GOAL OF THE EXERCISE:
Repeat each record below exactly as given.

Data records for software interfaces:
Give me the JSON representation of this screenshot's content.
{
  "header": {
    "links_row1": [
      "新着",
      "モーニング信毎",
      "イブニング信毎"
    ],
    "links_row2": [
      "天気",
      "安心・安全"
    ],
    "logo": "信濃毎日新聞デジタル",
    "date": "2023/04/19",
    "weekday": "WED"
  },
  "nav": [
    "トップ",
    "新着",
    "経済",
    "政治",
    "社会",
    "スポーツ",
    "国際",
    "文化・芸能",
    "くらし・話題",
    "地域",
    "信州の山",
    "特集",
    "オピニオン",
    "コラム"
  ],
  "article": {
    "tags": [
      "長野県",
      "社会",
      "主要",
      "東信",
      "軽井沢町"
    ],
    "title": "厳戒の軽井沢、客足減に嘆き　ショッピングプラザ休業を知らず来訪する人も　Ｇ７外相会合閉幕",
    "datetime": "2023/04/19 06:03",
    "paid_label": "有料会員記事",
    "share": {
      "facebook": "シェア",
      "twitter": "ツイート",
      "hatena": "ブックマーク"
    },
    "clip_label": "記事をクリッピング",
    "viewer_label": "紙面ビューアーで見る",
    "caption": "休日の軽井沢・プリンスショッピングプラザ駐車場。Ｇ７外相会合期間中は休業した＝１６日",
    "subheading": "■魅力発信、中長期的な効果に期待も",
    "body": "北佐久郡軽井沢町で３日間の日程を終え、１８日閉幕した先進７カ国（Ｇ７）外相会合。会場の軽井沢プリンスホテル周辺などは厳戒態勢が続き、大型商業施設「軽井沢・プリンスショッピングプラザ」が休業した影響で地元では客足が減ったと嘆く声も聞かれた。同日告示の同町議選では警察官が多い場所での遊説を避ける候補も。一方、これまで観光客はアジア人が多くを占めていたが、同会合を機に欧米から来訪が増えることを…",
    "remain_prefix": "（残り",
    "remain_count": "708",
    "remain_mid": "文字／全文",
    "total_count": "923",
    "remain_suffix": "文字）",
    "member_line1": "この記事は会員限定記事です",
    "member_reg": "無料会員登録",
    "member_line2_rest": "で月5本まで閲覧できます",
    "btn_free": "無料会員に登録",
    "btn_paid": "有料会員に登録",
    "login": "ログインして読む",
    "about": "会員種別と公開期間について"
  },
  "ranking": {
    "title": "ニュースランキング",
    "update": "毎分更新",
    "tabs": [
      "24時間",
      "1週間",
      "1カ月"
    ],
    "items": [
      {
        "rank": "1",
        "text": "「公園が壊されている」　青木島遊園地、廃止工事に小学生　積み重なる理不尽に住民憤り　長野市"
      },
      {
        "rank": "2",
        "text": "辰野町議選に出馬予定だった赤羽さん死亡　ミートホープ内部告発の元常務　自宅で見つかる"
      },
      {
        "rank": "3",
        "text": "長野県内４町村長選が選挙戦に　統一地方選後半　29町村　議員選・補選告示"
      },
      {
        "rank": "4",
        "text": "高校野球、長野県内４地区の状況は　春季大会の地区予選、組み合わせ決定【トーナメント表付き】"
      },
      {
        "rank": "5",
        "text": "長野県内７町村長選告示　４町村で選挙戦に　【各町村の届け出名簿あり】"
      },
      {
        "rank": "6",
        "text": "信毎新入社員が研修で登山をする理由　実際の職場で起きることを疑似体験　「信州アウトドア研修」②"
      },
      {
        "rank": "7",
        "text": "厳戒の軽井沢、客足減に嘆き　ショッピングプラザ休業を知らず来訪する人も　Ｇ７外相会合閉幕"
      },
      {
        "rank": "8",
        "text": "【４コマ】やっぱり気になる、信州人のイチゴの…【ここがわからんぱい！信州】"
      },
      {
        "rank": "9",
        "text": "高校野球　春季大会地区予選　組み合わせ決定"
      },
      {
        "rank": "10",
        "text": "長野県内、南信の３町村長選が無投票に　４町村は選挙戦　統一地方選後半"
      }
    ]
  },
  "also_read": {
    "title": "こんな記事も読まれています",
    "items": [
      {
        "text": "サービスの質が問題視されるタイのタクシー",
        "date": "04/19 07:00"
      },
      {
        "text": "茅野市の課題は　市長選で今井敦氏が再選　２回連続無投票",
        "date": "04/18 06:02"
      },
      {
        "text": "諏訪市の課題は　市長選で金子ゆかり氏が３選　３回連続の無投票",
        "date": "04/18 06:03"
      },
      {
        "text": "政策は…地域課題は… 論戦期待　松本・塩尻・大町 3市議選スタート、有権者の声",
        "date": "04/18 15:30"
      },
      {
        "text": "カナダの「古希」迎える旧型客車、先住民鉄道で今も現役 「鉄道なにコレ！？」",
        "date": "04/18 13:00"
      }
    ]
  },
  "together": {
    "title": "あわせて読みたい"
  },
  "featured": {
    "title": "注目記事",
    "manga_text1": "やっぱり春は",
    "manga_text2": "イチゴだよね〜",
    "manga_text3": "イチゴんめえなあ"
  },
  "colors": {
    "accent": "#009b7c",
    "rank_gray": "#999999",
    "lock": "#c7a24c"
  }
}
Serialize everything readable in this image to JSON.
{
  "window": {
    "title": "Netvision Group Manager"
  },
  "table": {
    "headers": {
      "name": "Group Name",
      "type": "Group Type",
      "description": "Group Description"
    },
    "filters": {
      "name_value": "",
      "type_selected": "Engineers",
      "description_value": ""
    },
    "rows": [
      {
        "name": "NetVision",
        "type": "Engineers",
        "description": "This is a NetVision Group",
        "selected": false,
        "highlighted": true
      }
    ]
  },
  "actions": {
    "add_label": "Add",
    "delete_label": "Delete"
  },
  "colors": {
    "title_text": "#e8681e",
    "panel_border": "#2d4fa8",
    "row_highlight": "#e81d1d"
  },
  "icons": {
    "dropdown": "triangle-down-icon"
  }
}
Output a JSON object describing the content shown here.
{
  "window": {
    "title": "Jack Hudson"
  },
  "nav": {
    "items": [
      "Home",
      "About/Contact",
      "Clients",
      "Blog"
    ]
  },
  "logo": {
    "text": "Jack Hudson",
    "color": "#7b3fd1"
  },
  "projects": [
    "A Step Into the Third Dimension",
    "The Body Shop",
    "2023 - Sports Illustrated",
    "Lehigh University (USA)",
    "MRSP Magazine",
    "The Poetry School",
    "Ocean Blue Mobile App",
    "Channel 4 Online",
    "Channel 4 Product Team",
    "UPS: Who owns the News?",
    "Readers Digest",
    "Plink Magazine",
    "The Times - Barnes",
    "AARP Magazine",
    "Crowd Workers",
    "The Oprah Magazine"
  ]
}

YOUR SOLUTION:
Give me the JSON representation of this screenshot's content.
{
  "header": {
    "links_row1": [
      "新着",
      "モーニング信毎",
      "イブニング信毎"
    ],
    "links_row2": [
      "天気",
      "安心・安全"
    ],
    "logo": "信濃毎日新聞デジタル",
    "date": "2023/04/19",
    "weekday": "WED"
  },
  "nav": [
    "トップ",
    "新着",
    "経済",
    "政治",
    "社会",
    "スポーツ",
    "国際",
    "文化・芸能",
    "くらし・話題",
    "地域",
    "信州の山",
    "特集",
    "オピニオン",
    "コラム"
  ],
  "article": {
    "tags": [
      "長野県",
      "社会",
      "主要",
      "東信",
      "軽井沢町"
    ],
    "title": "厳戒の軽井沢、客足減に嘆き　ショッピングプラザ休業を知らず来訪する人も　Ｇ７外相会合閉幕",
    "datetime": "2023/04/19 06:03",
    "paid_label": "有料会員記事",
    "share": {
      "facebook": "シェア",
      "twitter": "ツイート",
      "hatena": "ブックマーク"
    },
    "clip_label": "記事をクリッピング",
    "viewer_label": "紙面ビューアーで見る",
    "caption": "休日の軽井沢・プリンスショッピングプラザ駐車場。Ｇ７外相会合期間中は休業した＝１６日",
    "subheading": "■魅力発信、中長期的な効果に期待も",
    "body": "北佐久郡軽井沢町で３日間の日程を終え、１８日閉幕した先進７カ国（Ｇ７）外相会合。会場の軽井沢プリンスホテル周辺などは厳戒態勢が続き、大型商業施設「軽井沢・プリンスショッピングプラザ」が休業した影響で地元では客足が減ったと嘆く声も聞かれた。同日告示の同町議選では警察官が多い場所での遊説を避ける候補も。一方、これまで観光客はアジア人が多くを占めていたが、同会合を機に欧米から来訪が増えることを…",
    "remain_prefix": "（残り",
    "remain_count": "708",
    "remain_mid": "文字／全文",
    "total_count": "923",
    "remain_suffix": "文字）",
    "member_line1": "この記事は会員限定記事です",
    "member_reg": "無料会員登録",
    "member_line2_rest": "で月5本まで閲覧できます",
    "btn_free": "無料会員に登録",
    "btn_paid": "有料会員に登録",
    "login": "ログインして読む",
    "about": "会員種別と公開期間について"
  },
  "ranking": {
    "title": "ニュースランキング",
    "update": "毎分更新",
    "tabs": [
      "24時間",
      "1週間",
      "1カ月"
    ],
    "items": [
      {
        "rank": "1",
        "text": "「公園が壊されている」　青木島遊園地、廃止工事に小学生　積み重なる理不尽に住民憤り　長野市"
      },
      {
        "rank": "2",
        "text": "辰野町議選に出馬予定だった赤羽さん死亡　ミートホープ内部告発の元常務　自宅で見つかる"
      },
      {
        "rank": "3",
        "text": "長野県内４町村長選が選挙戦に　統一地方選後半　29町村　議員選・補選告示"
      },
      {
        "rank": "4",
        "text": "高校野球、長野県内４地区の状況は　春季大会の地区予選、組み合わせ決定【トーナメント表付き】"
      },
      {
        "rank": "5",
        "text": "長野県内７町村長選告示　４町村で選挙戦に　【各町村の届け出名簿あり】"
      },
      {
        "rank": "6",
        "text": "信毎新入社員が研修で登山をする理由　実際の職場で起きることを疑似体験　「信州アウトドア研修」②"
      },
      {
        "rank": "7",
        "text": "厳戒の軽井沢、客足減に嘆き　ショッピングプラザ休業を知らず来訪する人も　Ｇ７外相会合閉幕"
      },
      {
        "rank": "8",
        "text": "【４コマ】やっぱり気になる、信州人のイチゴの…【ここがわからんぱい！信州】"
      },
      {
        "rank": "9",
        "text": "高校野球　春季大会地区予選　組み合わせ決定"
      },
      {
        "rank": "10",
        "text": "長野県内、南信の３町村長選が無投票に　４町村は選挙戦　統一地方選後半"
      }
    ]
  },
  "also_read": {
    "title": "こんな記事も読まれています",
    "items": [
      {
        "text": "サービスの質が問題視されるタイのタクシー",
        "date": "04/19 07:00"
      },
      {
        "text": "茅野市の課題は　市長選で今井敦氏が再選　２回連続無投票",
        "date": "04/18 06:02"
      },
      {
        "text": "諏訪市の課題は　市長選で金子ゆかり氏が３選　３回連続の無投票",
        "date": "04/18 06:03"
      },
      {
        "text": "政策は…地域課題は… 論戦期待　松本・塩尻・大町 3市議選スタート、有権者の声",
        "date": "04/18 15:30"
      },
      {
        "text": "カナダの「古希」迎える旧型客車、先住民鉄道で今も現役 「鉄道なにコレ！？」",
        "date": "04/18 13:00"
      }
    ]
  },
  "together": {
    "title": "あわせて読みたい"
  },
  "featured": {
    "title": "注目記事",
    "manga_text1": "やっぱり春は",
    "manga_text2": "イチゴだよね〜",
    "manga_text3": "イチゴんめえなあ"
  },
  "colors": {
    "accent": "#009b7c",
    "rank_gray": "#999999",
    "lock": "#c7a24c"
  }
}
Serialize everything readable in this image to JSON.
{
  "window": {
    "title": "Netvision Group Manager"
  },
  "table": {
    "headers": {
      "name": "Group Name",
      "type": "Group Type",
      "description": "Group Description"
    },
    "filters": {
      "name_value": "",
      "type_selected": "Engineers",
      "description_value": ""
    },
    "rows": [
      {
        "name": "NetVision",
        "type": "Engineers",
        "description": "This is a NetVision Group",
        "selected": false,
        "highlighted": true
      }
    ]
  },
  "actions": {
    "add_label": "Add",
    "delete_label": "Delete"
  },
  "colors": {
    "title_text": "#e8681e",
    "panel_border": "#2d4fa8",
    "row_highlight": "#e81d1d"
  },
  "icons": {
    "dropdown": "triangle-down-icon"
  }
}
Output a JSON object describing the content shown here.
{
  "window": {
    "title": "Jack Hudson"
  },
  "nav": {
    "items": [
      "Home",
      "About/Contact",
      "Clients",
      "Blog"
    ]
  },
  "logo": {
    "text": "Jack Hudson",
    "color": "#7b3fd1"
  },
  "projects": [
    "A Step Into the Third Dimension",
    "The Body Shop",
    "2023 - Sports Illustrated",
    "Lehigh University (USA)",
    "MRSP Magazine",
    "The Poetry School",
    "Ocean Blue Mobile App",
    "Channel 4 Online",
    "Channel 4 Product Team",
    "UPS: Who owns the News?",
    "Readers Digest",
    "Plink Magazine",
    "The Times - Barnes",
    "AARP Magazine",
    "Crowd Workers",
    "The Oprah Magazine"
  ]
}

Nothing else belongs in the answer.